Exercise details
All of the entries below are to be copied without any alteration.

Material for the task
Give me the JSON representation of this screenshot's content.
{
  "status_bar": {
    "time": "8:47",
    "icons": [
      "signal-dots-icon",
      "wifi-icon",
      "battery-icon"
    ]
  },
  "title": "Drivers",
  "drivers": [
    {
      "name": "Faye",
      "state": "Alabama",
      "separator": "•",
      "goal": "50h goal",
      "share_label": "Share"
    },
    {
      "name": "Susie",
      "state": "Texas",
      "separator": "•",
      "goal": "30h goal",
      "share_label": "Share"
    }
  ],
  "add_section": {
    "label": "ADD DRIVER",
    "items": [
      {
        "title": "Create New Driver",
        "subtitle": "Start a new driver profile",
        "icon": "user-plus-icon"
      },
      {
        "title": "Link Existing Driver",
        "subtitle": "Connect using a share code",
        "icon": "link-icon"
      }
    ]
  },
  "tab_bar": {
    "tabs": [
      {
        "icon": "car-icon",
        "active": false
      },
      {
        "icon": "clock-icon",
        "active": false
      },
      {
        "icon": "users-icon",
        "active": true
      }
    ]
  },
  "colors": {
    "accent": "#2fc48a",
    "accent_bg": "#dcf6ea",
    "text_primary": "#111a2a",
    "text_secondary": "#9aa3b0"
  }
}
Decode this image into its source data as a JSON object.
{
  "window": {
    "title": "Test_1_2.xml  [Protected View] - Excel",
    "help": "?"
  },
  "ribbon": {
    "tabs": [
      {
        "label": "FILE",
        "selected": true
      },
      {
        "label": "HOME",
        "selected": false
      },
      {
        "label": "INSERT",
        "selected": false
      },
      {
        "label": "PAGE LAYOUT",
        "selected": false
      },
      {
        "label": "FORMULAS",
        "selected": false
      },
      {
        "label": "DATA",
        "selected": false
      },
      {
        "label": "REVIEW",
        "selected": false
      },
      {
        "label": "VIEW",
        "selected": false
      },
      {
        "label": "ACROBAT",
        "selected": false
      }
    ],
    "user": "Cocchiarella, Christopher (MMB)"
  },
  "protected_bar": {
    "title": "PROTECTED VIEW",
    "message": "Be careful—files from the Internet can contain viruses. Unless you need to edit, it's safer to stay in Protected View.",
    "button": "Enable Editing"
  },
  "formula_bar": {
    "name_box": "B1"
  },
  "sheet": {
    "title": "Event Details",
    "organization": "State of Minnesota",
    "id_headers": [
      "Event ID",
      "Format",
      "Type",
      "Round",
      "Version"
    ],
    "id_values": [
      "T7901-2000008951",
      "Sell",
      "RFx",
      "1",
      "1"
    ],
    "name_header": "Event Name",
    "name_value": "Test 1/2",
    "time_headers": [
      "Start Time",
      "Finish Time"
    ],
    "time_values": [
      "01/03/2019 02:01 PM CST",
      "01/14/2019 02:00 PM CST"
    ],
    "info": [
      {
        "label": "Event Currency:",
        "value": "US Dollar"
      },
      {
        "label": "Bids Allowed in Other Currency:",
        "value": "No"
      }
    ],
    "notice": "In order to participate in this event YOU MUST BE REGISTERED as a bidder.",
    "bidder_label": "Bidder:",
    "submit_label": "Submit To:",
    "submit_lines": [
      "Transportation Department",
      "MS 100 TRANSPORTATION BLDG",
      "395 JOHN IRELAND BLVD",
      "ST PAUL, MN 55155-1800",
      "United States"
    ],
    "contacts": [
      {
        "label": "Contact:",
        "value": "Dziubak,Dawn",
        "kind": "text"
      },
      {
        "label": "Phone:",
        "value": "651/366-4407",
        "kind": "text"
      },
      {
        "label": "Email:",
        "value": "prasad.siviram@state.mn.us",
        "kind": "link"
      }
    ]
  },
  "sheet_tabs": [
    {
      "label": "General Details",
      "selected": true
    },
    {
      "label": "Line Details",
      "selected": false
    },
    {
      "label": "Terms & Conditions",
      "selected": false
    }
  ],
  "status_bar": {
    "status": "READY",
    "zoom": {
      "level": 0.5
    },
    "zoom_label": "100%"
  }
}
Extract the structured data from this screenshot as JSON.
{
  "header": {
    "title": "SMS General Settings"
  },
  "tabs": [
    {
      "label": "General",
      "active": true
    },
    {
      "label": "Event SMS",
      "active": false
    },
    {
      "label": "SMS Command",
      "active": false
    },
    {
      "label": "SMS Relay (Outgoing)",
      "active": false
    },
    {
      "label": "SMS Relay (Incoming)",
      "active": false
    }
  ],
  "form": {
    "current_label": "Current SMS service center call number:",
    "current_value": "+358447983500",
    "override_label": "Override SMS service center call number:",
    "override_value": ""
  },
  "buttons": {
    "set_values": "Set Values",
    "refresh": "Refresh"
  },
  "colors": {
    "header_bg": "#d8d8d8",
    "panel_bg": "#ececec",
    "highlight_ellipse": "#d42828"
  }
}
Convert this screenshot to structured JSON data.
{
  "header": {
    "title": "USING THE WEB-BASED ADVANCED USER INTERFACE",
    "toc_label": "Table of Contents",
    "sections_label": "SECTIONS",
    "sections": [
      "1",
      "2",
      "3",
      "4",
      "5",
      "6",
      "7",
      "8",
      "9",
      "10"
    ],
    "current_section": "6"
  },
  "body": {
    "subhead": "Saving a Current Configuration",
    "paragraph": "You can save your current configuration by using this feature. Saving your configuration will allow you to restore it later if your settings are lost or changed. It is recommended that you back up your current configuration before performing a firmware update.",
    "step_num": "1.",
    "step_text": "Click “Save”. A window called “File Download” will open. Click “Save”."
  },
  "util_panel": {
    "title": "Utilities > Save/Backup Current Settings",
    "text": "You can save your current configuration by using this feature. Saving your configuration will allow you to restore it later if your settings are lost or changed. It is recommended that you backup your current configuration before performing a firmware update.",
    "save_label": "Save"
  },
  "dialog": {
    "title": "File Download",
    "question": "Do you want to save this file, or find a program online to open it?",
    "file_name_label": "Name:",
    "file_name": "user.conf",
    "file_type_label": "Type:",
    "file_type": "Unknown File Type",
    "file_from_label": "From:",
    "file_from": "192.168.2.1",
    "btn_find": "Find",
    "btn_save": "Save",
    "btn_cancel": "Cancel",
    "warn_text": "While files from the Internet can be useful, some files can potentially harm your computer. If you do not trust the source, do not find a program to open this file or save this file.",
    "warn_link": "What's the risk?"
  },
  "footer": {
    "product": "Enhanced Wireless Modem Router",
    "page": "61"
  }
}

Your response
Give me the JSON representation of this screenshot's content.
{
  "status_bar": {
    "time": "8:47",
    "icons": [
      "signal-dots-icon",
      "wifi-icon",
      "battery-icon"
    ]
  },
  "title": "Drivers",
  "drivers": [
    {
      "name": "Faye",
      "state": "Alabama",
      "separator": "•",
      "goal": "50h goal",
      "share_label": "Share"
    },
    {
      "name": "Susie",
      "state": "Texas",
      "separator": "•",
      "goal": "30h goal",
      "share_label": "Share"
    }
  ],
  "add_section": {
    "label": "ADD DRIVER",
    "items": [
      {
        "title": "Create New Driver",
        "subtitle": "Start a new driver profile",
        "icon": "user-plus-icon"
      },
      {
        "title": "Link Existing Driver",
        "subtitle": "Connect using a share code",
        "icon": "link-icon"
      }
    ]
  },
  "tab_bar": {
    "tabs": [
      {
        "icon": "car-icon",
        "active": false
      },
      {
        "icon": "clock-icon",
        "active": false
      },
      {
        "icon": "users-icon",
        "active": true
      }
    ]
  },
  "colors": {
    "accent": "#2fc48a",
    "accent_bg": "#dcf6ea",
    "text_primary": "#111a2a",
    "text_secondary": "#9aa3b0"
  }
}
Decode this image into its source data as a JSON object.
{
  "window": {
    "title": "Test_1_2.xml  [Protected View] - Excel",
    "help": "?"
  },
  "ribbon": {
    "tabs": [
      {
        "label": "FILE",
        "selected": true
      },
      {
        "label": "HOME",
        "selected": false
      },
      {
        "label": "INSERT",
        "selected": false
      },
      {
        "label": "PAGE LAYOUT",
        "selected": false
      },
      {
        "label": "FORMULAS",
        "selected": false
      },
      {
        "label": "DATA",
        "selected": false
      },
      {
        "label": "REVIEW",
        "selected": false
      },
      {
        "label": "VIEW",
        "selected": false
      },
      {
        "label": "ACROBAT",
        "selected": false
      }
    ],
    "user": "Cocchiarella, Christopher (MMB)"
  },
  "protected_bar": {
    "title": "PROTECTED VIEW",
    "message": "Be careful—files from the Internet can contain viruses. Unless you need to edit, it's safer to stay in Protected View.",
    "button": "Enable Editing"
  },
  "formula_bar": {
    "name_box": "B1"
  },
  "sheet": {
    "title": "Event Details",
    "organization": "State of Minnesota",
    "id_headers": [
      "Event ID",
      "Format",
      "Type",
      "Round",
      "Version"
    ],
    "id_values": [
      "T7901-2000008951",
      "Sell",
      "RFx",
      "1",
      "1"
    ],
    "name_header": "Event Name",
    "name_value": "Test 1/2",
    "time_headers": [
      "Start Time",
      "Finish Time"
    ],
    "time_values": [
      "01/03/2019 02:01 PM CST",
      "01/14/2019 02:00 PM CST"
    ],
    "info": [
      {
        "label": "Event Currency:",
        "value": "US Dollar"
      },
      {
        "label": "Bids Allowed in Other Currency:",
        "value": "No"
      }
    ],
    "notice": "In order to participate in this event YOU MUST BE REGISTERED as a bidder.",
    "bidder_label": "Bidder:",
    "submit_label": "Submit To:",
    "submit_lines": [
      "Transportation Department",
      "MS 100 TRANSPORTATION BLDG",
      "395 JOHN IRELAND BLVD",
      "ST PAUL, MN 55155-1800",
      "United States"
    ],
    "contacts": [
      {
        "label": "Contact:",
        "value": "Dziubak,Dawn",
        "kind": "text"
      },
      {
        "label": "Phone:",
        "value": "651/366-4407",
        "kind": "text"
      },
      {
        "label": "Email:",
        "value": "prasad.siviram@state.mn.us",
        "kind": "link"
      }
    ]
  },
  "sheet_tabs": [
    {
      "label": "General Details",
      "selected": true
    },
    {
      "label": "Line Details",
      "selected": false
    },
    {
      "label": "Terms & Conditions",
      "selected": false
    }
  ],
  "status_bar": {
    "status": "READY",
    "zoom": {
      "level": 0.5
    },
    "zoom_label": "100%"
  }
}
Extract the structured data from this screenshot as JSON.
{
  "header": {
    "title": "SMS General Settings"
  },
  "tabs": [
    {
      "label": "General",
      "active": true
    },
    {
      "label": "Event SMS",
      "active": false
    },
    {
      "label": "SMS Command",
      "active": false
    },
    {
      "label": "SMS Relay (Outgoing)",
      "active": false
    },
    {
      "label": "SMS Relay (Incoming)",
      "active": false
    }
  ],
  "form": {
    "current_label": "Current SMS service center call number:",
    "current_value": "+358447983500",
    "override_label": "Override SMS service center call number:",
    "override_value": ""
  },
  "buttons": {
    "set_values": "Set Values",
    "refresh": "Refresh"
  },
  "colors": {
    "header_bg": "#d8d8d8",
    "panel_bg": "#ececec",
    "highlight_ellipse": "#d42828"
  }
}
Convert this screenshot to structured JSON data.
{
  "header": {
    "title": "USING THE WEB-BASED ADVANCED USER INTERFACE",
    "toc_label": "Table of Contents",
    "sections_label": "SECTIONS",
    "sections": [
      "1",
      "2",
      "3",
      "4",
      "5",
      "6",
      "7",
      "8",
      "9",
      "10"
    ],
    "current_section": "6"
  },
  "body": {
    "subhead": "Saving a Current Configuration",
    "paragraph": "You can save your current configuration by using this feature. Saving your configuration will allow you to restore it later if your settings are lost or changed. It is recommended that you back up your current configuration before performing a firmware update.",
    "step_num": "1.",
    "step_text": "Click “Save”. A window called “File Download” will open. Click “Save”."
  },
  "util_panel": {
    "title": "Utilities > Save/Backup Current Settings",
    "text": "You can save your current configuration by using this feature. Saving your configuration will allow you to restore it later if your settings are lost or changed. It is recommended that you backup your current configuration before performing a firmware update.",
    "save_label": "Save"
  },
  "dialog": {
    "title": "File Download",
    "question": "Do you want to save this file, or find a program online to open it?",
    "file_name_label": "Name:",
    "file_name": "user.conf",
    "file_type_label": "Type:",
    "file_type": "Unknown File Type",
    "file_from_label": "From:",
    "file_from": "192.168.2.1",
    "btn_find": "Find",
    "btn_save": "Save",
    "btn_cancel": "Cancel",
    "warn_text": "While files from the Internet can be useful, some files can potentially harm your computer. If you do not trust the source, do not find a program to open this file or save this file.",
    "warn_link": "What's the risk?"
  },
  "footer": {
    "product": "Enhanced Wireless Modem Router",
    "page": "61"
  }
}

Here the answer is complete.